The UNAM’s La Cantera is an old stone quarry. When it fell into disuse, the government ceded the land to the UNAM, which turned it into a sui generis ecological reserve, stuck as it is amidst the urban chaos in the south of the capital. It is a verdant and humid oasis in one of the most conflictive poor neighborhoods in the area.
Access to the reserve is restricted to scientists and the university’s own soccer team, which enjoys the clean air during practice. One of the privileged scientists is Horacio Mena, a veterinarian at the Laboratory of Ecological Restoration of the UNAM, responsible for the axolotl colony. His efforts focus on assessing the viability of amphibian adaptation to new environments in order to create a genetic reserve. This is what Luis Zambrano has called a lifeline plan, because, as he asserts, “If extinction wins out by 2020, at least they will have an environmentally adapted colony that, yes, could be reintroduced to Xochimilco.”
Building this sort of Ambystoma mexicanum Noah’s ark involves a learning curve for Mena with the axolotl larva. He and his team have not only made partial introductions in captivity, measuring all the amphibians’ parameters, but will soon carry out an exercise in telemetric monitoring with transmitters. This will provide information about their nocturnal habits, what they feed on in the reserve lakes and the most favorable sites for their conservation. With this, the veterinarian believes there will be a 70 percent chance of successful adaptation to the environment and, consequently, a genetic reserve of the species in the wild.
However, Zambrano himself hopes they will not have to resort to plan B. If steps are implemented as planned, results could be seen over upcoming years. Trust in the great reproductive ability of the axolotl; every female is capable of laying 1500 eggs per season. “We just need to leave them alone” for the population to recover.
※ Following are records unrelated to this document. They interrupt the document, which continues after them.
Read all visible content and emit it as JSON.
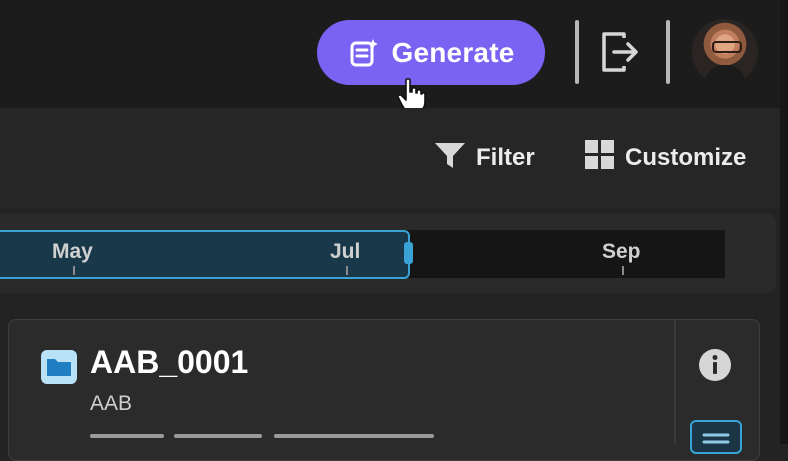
{
  "header": {
    "generate_label": "Generate",
    "icons": [
      "generate-doc-icon",
      "export-icon",
      "user-avatar"
    ]
  },
  "toolbar": {
    "filter_label": "Filter",
    "customize_label": "Customize"
  },
  "timeline": {
    "ticks": [
      "May",
      "Jul",
      "Sep"
    ]
  },
  "card": {
    "title": "AAB_0001",
    "subtitle": "AAB"
  },
  "colors": {
    "accent": "#7a63f2",
    "range": "#3aa3d6"
  }
}
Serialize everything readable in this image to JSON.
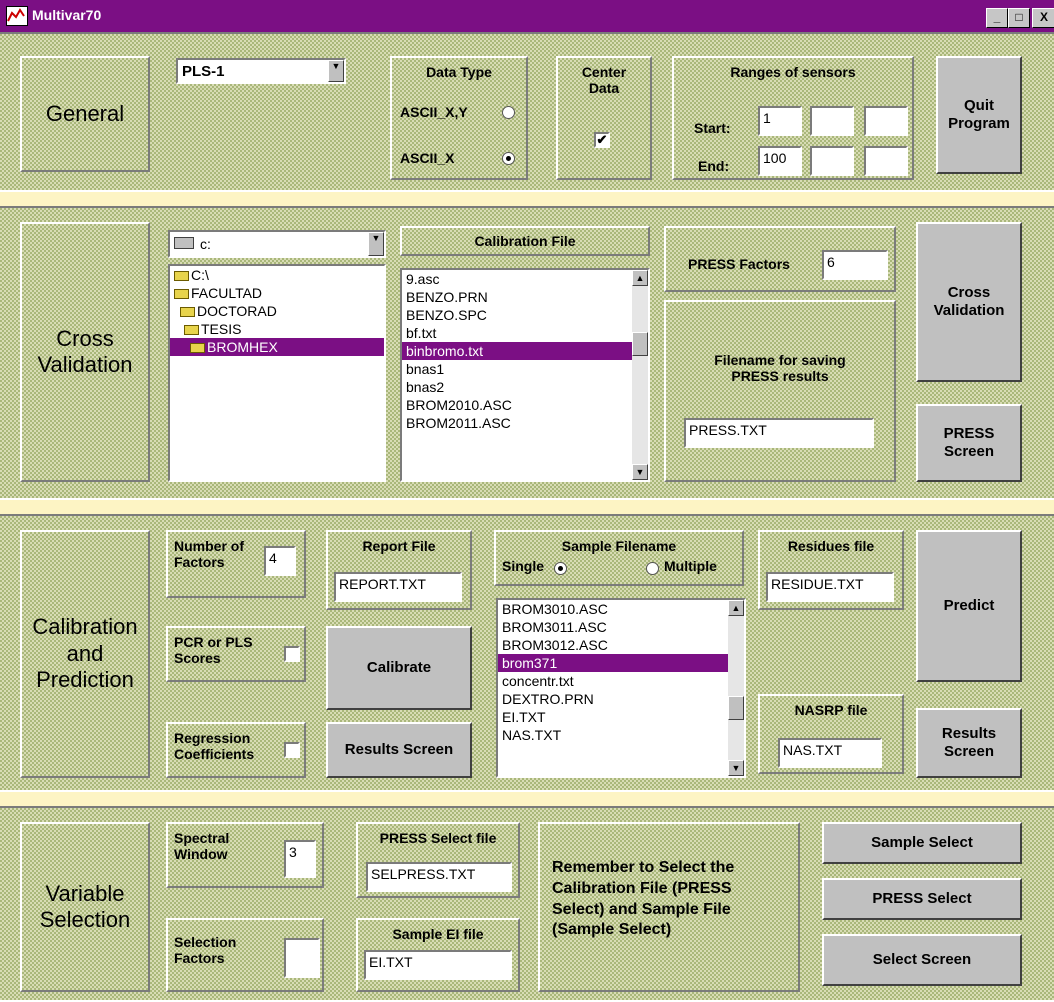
{
  "window": {
    "title": "Multivar70",
    "min": "_",
    "max": "□",
    "close": "X"
  },
  "general": {
    "section": "General",
    "method": "PLS-1",
    "data_type_title": "Data Type",
    "opt_xy": "ASCII_X,Y",
    "opt_x": "ASCII_X",
    "center_title": "Center\nData",
    "center_checked": "✔",
    "ranges_title": "Ranges of sensors",
    "start_label": "Start:",
    "end_label": "End:",
    "start_value": "1",
    "end_value": "100",
    "quit": "Quit\nProgram"
  },
  "cross": {
    "section": "Cross\nValidation",
    "drive": "c:",
    "dirs": [
      "C:\\",
      "FACULTAD",
      "DOCTORAD",
      "TESIS",
      "BROMHEX"
    ],
    "cal_title": "Calibration File",
    "cal_files": [
      "9.asc",
      "BENZO.PRN",
      "BENZO.SPC",
      "bf.txt",
      "binbromo.txt",
      "bnas1",
      "bnas2",
      "BROM2010.ASC",
      "BROM2011.ASC"
    ],
    "press_factors_label": "PRESS Factors",
    "press_factors_value": "6",
    "press_filename_label": "Filename for saving\nPRESS results",
    "press_filename_value": "PRESS.TXT",
    "cv_button": "Cross\nValidation",
    "press_screen_button": "PRESS\nScreen"
  },
  "calib": {
    "section": "Calibration\nand\nPrediction",
    "nfactors_label": "Number of\nFactors",
    "nfactors_value": "4",
    "report_title": "Report File",
    "report_value": "REPORT.TXT",
    "sample_title": "Sample Filename",
    "single": "Single",
    "multiple": "Multiple",
    "sample_files": [
      "BROM3010.ASC",
      "BROM3011.ASC",
      "BROM3012.ASC",
      "brom371",
      "concentr.txt",
      "DEXTRO.PRN",
      "EI.TXT",
      "NAS.TXT"
    ],
    "residues_title": "Residues file",
    "residues_value": "RESIDUE.TXT",
    "predict_button": "Predict",
    "pcr_label": "PCR or PLS\nScores",
    "calibrate_button": "Calibrate",
    "nasrp_title": "NASRP file",
    "nasrp_value": "NAS.TXT",
    "regression_label": "Regression\nCoefficients",
    "results_screen_button": "Results Screen",
    "results_screen2_button": "Results\nScreen"
  },
  "varsel": {
    "section": "Variable\nSelection",
    "spectral_label": "Spectral\nWindow",
    "spectral_value": "3",
    "press_select_title": "PRESS Select file",
    "press_select_value": "SELPRESS.TXT",
    "remember_text": "Remember to Select the\nCalibration File (PRESS\nSelect) and Sample File\n(Sample Select)",
    "sample_select_button": "Sample Select",
    "press_select_button": "PRESS Select",
    "select_screen_button": "Select Screen",
    "selection_factors_label": "Selection\nFactors",
    "selection_factors_value": "",
    "sample_ei_title": "Sample EI file",
    "sample_ei_value": "EI.TXT"
  },
  "colors": {
    "title_bar": "#7b0f84",
    "selection": "#7b0f84",
    "background": "#fdf4c4",
    "panel": "#c6cf9c"
  }
}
“What is my outlook? If we can double the amount of chinampa farmers over the next two years, my outlook is going to be much more optimistic than it is now. My view is that by 2020, or 2025 at the latest, the axolotl could be extinct within Xochimilco. But if we counteract this through the chinampa farmer’s involvement, and if we double or triple the amount of sanctuaries, even multiply the number by ten, then 2020 will be nothing more than a potential threat that we will face without a problem,” concluded the researcher.
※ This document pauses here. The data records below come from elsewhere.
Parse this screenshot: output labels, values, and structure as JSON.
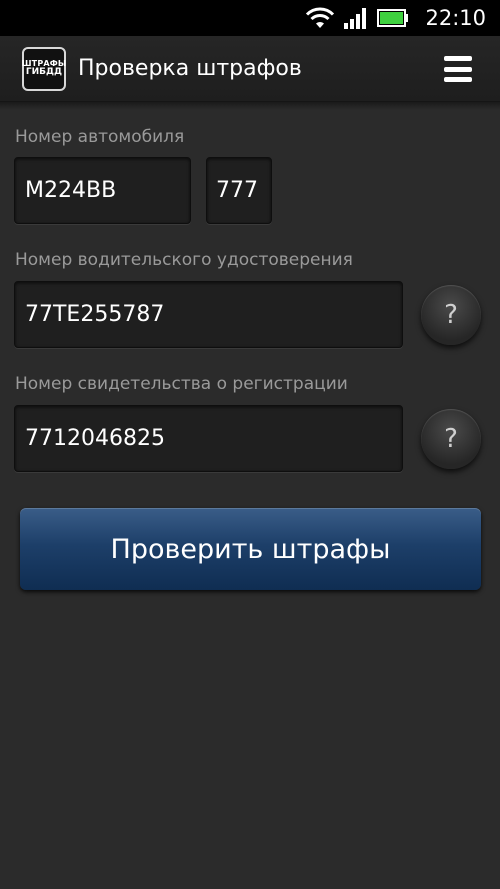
{
  "status_bar": {
    "time": "22:10",
    "icons": [
      "wifi-icon",
      "signal-icon",
      "battery-icon"
    ]
  },
  "app_bar": {
    "logo_line1": "ШТРАФЫ",
    "logo_line2": "ГИБДД",
    "title": "Проверка штрафов",
    "menu_icon": "menu-icon"
  },
  "form": {
    "car_number_label": "Номер автомобиля",
    "car_number_value": "М224ВВ",
    "car_region_value": "777",
    "license_label": "Номер водительского удостоверения",
    "license_value": "77ТЕ255787",
    "registration_label": "Номер свидетельства о регистрации",
    "registration_value": "7712046825",
    "help_label": "?",
    "submit_label": "Проверить штрафы"
  },
  "colors": {
    "background": "#2b2b2b",
    "button_blue": "#1d3f69",
    "battery_green": "#3fd13f"
  }
}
The sun sits high. I spend the entire morning conversing with Pedroin Xochimilco. He shows me how each crop is worked, invoking time and again the knowledge that was passed down from the “elders” as key to saving the area. “I think we have to remove the blinders, chinampa farmers along with academics, and realize that we are practically on the same playing field, right? Because while it is true that they have much book knowledge, much research knowledge [...] it is also true that we have the cultural side, [...] the experience side, because we have lived with the axolotl all our lives “, he points out.
The “elders” warned him that he would be left all alone. They were referring to the fact, he says, that he was the only young man who showed an interest in continuing to work the chinampa. Regardless, Pedro says he is ready to hang tough. He talks about creating a school for chinampa farmers in the near future and attracting younger generations to the chinampa.
“Are you aware that just as the axolotls are in danger of disappearing, you might be an endangered farmer yourself?” I ask him.
“Yes. We see the lack of interest in the chinampa, it is serious and it concerns us, because if this is lost, we will have lost an entire culture, a very old culture. But we will continue to fight, providing an example, transmitting knowledge. [...] So, my task in life is to get others involved. I will settle for one more who will follow, and this will have a different future.”